There are different forms of writing, each of which may offer the writer different forms of comfort during these uncertain times.

Fiction

Fiction writing puts the writer in control. He or she is quite literally at the helm, creating people, places, and things and deciding what those people say, what those places look like, and how those things function. In a time when so much is up in the air and out of one’s personal control, it can be therapeutic to engage in a practice that does allow for control.

Fiction writing also offers a bit of a vacation from the present day. Many of us are obsessing over the news right now, immersing ourselves in social media and news outlets to keep up with the latest developments in a constantly-evolving situation. If you can muster the creative energy, fiction writing can give a bit of respite. You can, if you’d like, place yourself on a beach in the Bahamas where there are no worries, or in outer space where your mission is not one of avoiding a virus, but of drilling on Mars.

There are limitless possibilities for where your mind can vacation during an exercise in fiction writing.

Astronaut Photo by Nicolas Lobos on Unsplash

Journaling

Journaling is the act of recording one’s thoughts and impressions, or of exploring an idea and letting it blossom. Journaling is generally non-fiction writing and for most people, it focuses on the self. It is an inward exploration of the human experience. Journaling is seen as a way to boost mindfulness through daily writing practices that drive home the notion that our experiences and our emotions around those experiences are external to us.

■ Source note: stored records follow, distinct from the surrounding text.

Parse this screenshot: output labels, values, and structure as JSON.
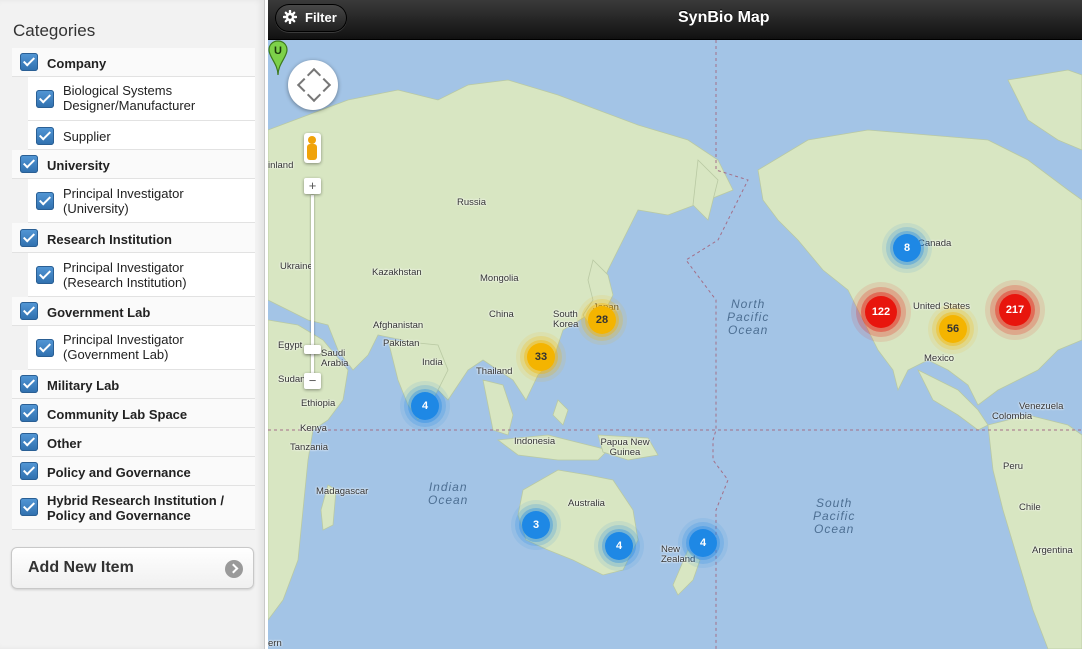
{
  "sidebar": {
    "heading": "Categories",
    "categories": [
      {
        "label": "Company",
        "checked": true,
        "level": "main"
      },
      {
        "label": "Biological Systems Designer/Manufacturer",
        "checked": true,
        "level": "sub"
      },
      {
        "label": "Supplier",
        "checked": true,
        "level": "sub"
      },
      {
        "label": "University",
        "checked": true,
        "level": "main"
      },
      {
        "label": "Principal Investigator (University)",
        "checked": true,
        "level": "sub"
      },
      {
        "label": "Research Institution",
        "checked": true,
        "level": "main"
      },
      {
        "label": "Principal Investigator (Research Institution)",
        "checked": true,
        "level": "sub"
      },
      {
        "label": "Government Lab",
        "checked": true,
        "level": "main"
      },
      {
        "label": "Principal Investigator (Government Lab)",
        "checked": true,
        "level": "sub"
      },
      {
        "label": "Military Lab",
        "checked": true,
        "level": "main"
      },
      {
        "label": "Community Lab Space",
        "checked": true,
        "level": "main"
      },
      {
        "label": "Other",
        "checked": true,
        "level": "main"
      },
      {
        "label": "Policy and Governance",
        "checked": true,
        "level": "main"
      },
      {
        "label": "Hybrid Research Institution / Policy and Governance",
        "checked": true,
        "level": "main"
      }
    ],
    "add_button": "Add New Item"
  },
  "header": {
    "filter_label": "Filter",
    "title": "SynBio Map"
  },
  "map": {
    "places": {
      "russia": "Russia",
      "finland": "inland",
      "ukraine": "Ukraine",
      "kazakhstan": "Kazakhstan",
      "mongolia": "Mongolia",
      "china": "China",
      "south_korea": "South Korea",
      "japan": "Japan",
      "afghanistan": "Afghanistan",
      "pakistan": "Pakistan",
      "egypt": "Egypt",
      "saudi_arabia": "Saudi Arabia",
      "india": "India",
      "thailand": "Thailand",
      "sudan": "Sudan",
      "ethiopia": "Ethiopia",
      "kenya": "Kenya",
      "tanzania": "Tanzania",
      "madagascar": "Madagascar",
      "indonesia": "Indonesia",
      "papua_new_guinea": "Papua New Guinea",
      "australia": "Australia",
      "new_zealand": "New Zealand",
      "canada": "Canada",
      "united_states": "United States",
      "mexico": "Mexico",
      "venezuela": "Venezuela",
      "colombia": "Colombia",
      "peru": "Peru",
      "chile": "Chile",
      "argentina": "Argentina",
      "southern": "ern"
    },
    "oceans": {
      "north_pacific": "North\nPacific\nOcean",
      "indian": "Indian\nOcean",
      "south_pacific": "South\nPacific\nOcean"
    },
    "clusters": [
      {
        "id": "c-south-asia",
        "count": "4",
        "color": "blue"
      },
      {
        "id": "c-japan",
        "count": "28",
        "color": "yellow"
      },
      {
        "id": "c-china-se",
        "count": "33",
        "color": "yellow"
      },
      {
        "id": "c-australia-w",
        "count": "3",
        "color": "blue"
      },
      {
        "id": "c-australia-se",
        "count": "4",
        "color": "blue"
      },
      {
        "id": "c-new-zealand",
        "count": "4",
        "color": "blue"
      },
      {
        "id": "c-canada",
        "count": "8",
        "color": "blue"
      },
      {
        "id": "c-us-west",
        "count": "122",
        "color": "red"
      },
      {
        "id": "c-us-central",
        "count": "56",
        "color": "yellow"
      },
      {
        "id": "c-us-east",
        "count": "217",
        "color": "red"
      }
    ],
    "marker_letter": "U",
    "colors": {
      "water": "#a3c4e6",
      "land": "#d8e6c2",
      "cluster_blue": "#1e88e5",
      "cluster_yellow": "#f4b400",
      "cluster_red": "#e8150d"
    }
  }
}
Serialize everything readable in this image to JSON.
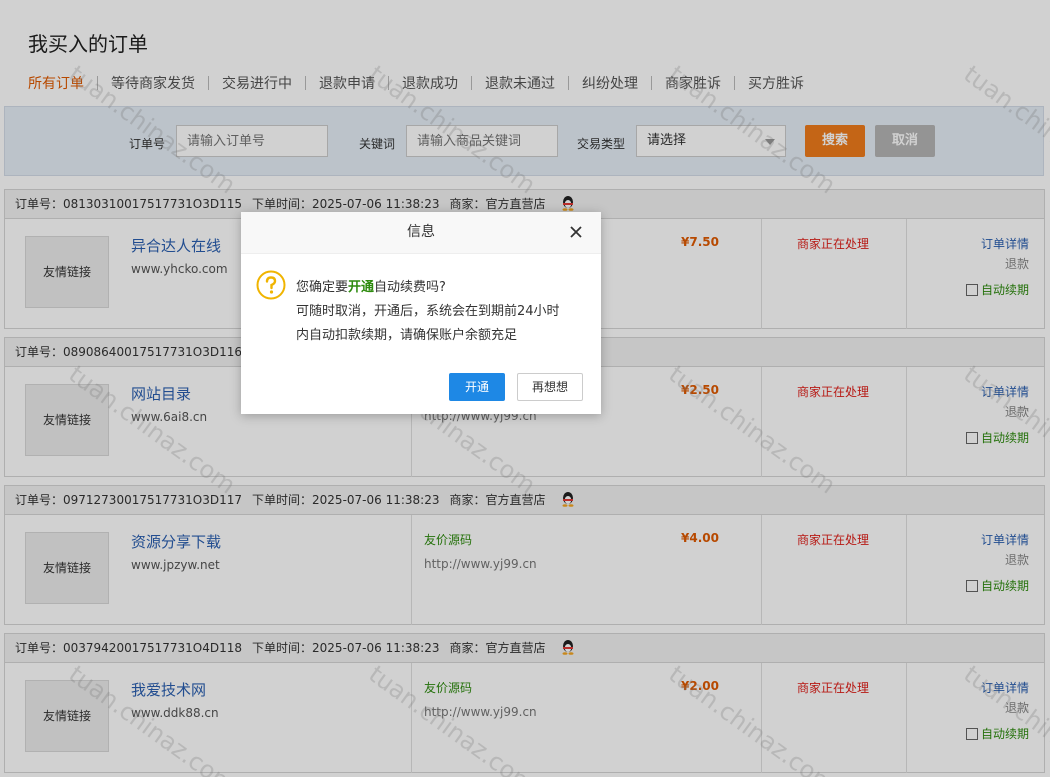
{
  "page_title": "我买入的订单",
  "tabs": [
    "所有订单",
    "等待商家发货",
    "交易进行中",
    "退款申请",
    "退款成功",
    "退款未通过",
    "纠纷处理",
    "商家胜诉",
    "买方胜诉"
  ],
  "active_tab": 0,
  "filter": {
    "order_label": "订单号",
    "order_placeholder": "请输入订单号",
    "keyword_label": "关键词",
    "keyword_placeholder": "请输入商品关键词",
    "type_label": "交易类型",
    "type_value": "请选择",
    "search_button": "搜索",
    "cancel_button": "取消"
  },
  "orders": [
    {
      "order_no": "订单号：08130310017517731O3D115",
      "time": "下单时间：2025-07-06 11:38:23",
      "merchant": "商家：官方直营店",
      "thumb": "友情链接",
      "name": "异合达人在线",
      "url": "www.yhcko.com",
      "category": "",
      "category_url": "",
      "price": "¥7.50",
      "status": "商家正在处理",
      "detail": "订单详情",
      "refund": "退款",
      "renew": "自动续期"
    },
    {
      "order_no": "订单号：08908640017517731O3D116",
      "time": "",
      "merchant": "",
      "thumb": "友情链接",
      "name": "网站目录",
      "url": "www.6ai8.cn",
      "category": "",
      "category_url": "http://www.yj99.cn",
      "price": "¥2.50",
      "status": "商家正在处理",
      "detail": "订单详情",
      "refund": "退款",
      "renew": "自动续期"
    },
    {
      "order_no": "订单号：09712730017517731O3D117",
      "time": "下单时间：2025-07-06 11:38:23",
      "merchant": "商家：官方直营店",
      "thumb": "友情链接",
      "name": "资源分享下载",
      "url": "www.jpzyw.net",
      "category": "友价源码",
      "category_url": "http://www.yj99.cn",
      "price": "¥4.00",
      "status": "商家正在处理",
      "detail": "订单详情",
      "refund": "退款",
      "renew": "自动续期"
    },
    {
      "order_no": "订单号：00379420017517731O4D118",
      "time": "下单时间：2025-07-06 11:38:23",
      "merchant": "商家：官方直营店",
      "thumb": "友情链接",
      "name": "我爱技术网",
      "url": "www.ddk88.cn",
      "category": "友价源码",
      "category_url": "http://www.yj99.cn",
      "price": "¥2.00",
      "status": "商家正在处理",
      "detail": "订单详情",
      "refund": "退款",
      "renew": "自动续期"
    }
  ],
  "dialog": {
    "title": "信息",
    "line1_a": "您确定要",
    "line1_hl": "开通",
    "line1_b": "自动续费吗?",
    "line2": "可随时取消，开通后，系统会在到期前24小时",
    "line3": "内自动扣款续期，请确保账户余额充足",
    "ok": "开通",
    "cancel": "再想想"
  },
  "watermark": "tuan.chinaz.com",
  "colors": {
    "accent": "#f07c1b",
    "link": "#2a5fb0",
    "status": "#e0201a",
    "green": "#2e8b0f",
    "primary": "#1e88e5"
  }
}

Journaling also has the power, particularly in times of tumult, to allow one to reflect on concepts that feel ever-evolving, fleeting, and monumental all at once. As people, we are being thrown into perhaps more processing of information, emotion, and circumstance than we ever have before. A journal can be a steady partner in navigating those waters.

Some find that journaling prompts can be particularly helpful, especially in times when the world seems too big to process. Some useful journaling prompts around uncertainty may be:

  1. What is something that feels particularly uncertain to you right now? What are you unsure will happen or will not happen? Imagine both of those scenarios. What will you feel like if it happens? What will you feel like if it doesn’t? Sometimes, really visualizing the end result of both paths can help us realize that we will be okay no matter what.
  2. What can you control in your life right now? Things may feel very uncertain, but there are a good number of things that you are indeed in control of. When you brush your teeth, what you eat for lunch, when you go to bed, what you read or watch on TV. No matter how mundane they may seem, write them down. Doing so will help you visualize how many things are in your control and may help mitigate the feelings you have that “everything is out of my control.”
  3. What positives does uncertainty bring? Are there things that are disrupted that you’re okay with? Things that you wouldn’t mind if they turned out different than you had assumed they would, before this disruption?

Person journaling Photo by Kaleidico on Unsplash

It’s our hope that “in this uncertain time,” some mindful attention paid to how much writing can be of service to the mind and soul may help you find some peace and inner-quiet at a time when it sometimes feels as though the world is screeching by like a loud train on the train tracks. Writing can be a tool in our toolboxes; a coping mechanism for when we need it the most.

Lauren Harkawik
Author

Lauren Harkawik

Lauren Harkawik is a journalist, essayist, and fiction writer based in Vermont. You can read her writing on her website.

Visit Lauren Harkawik's website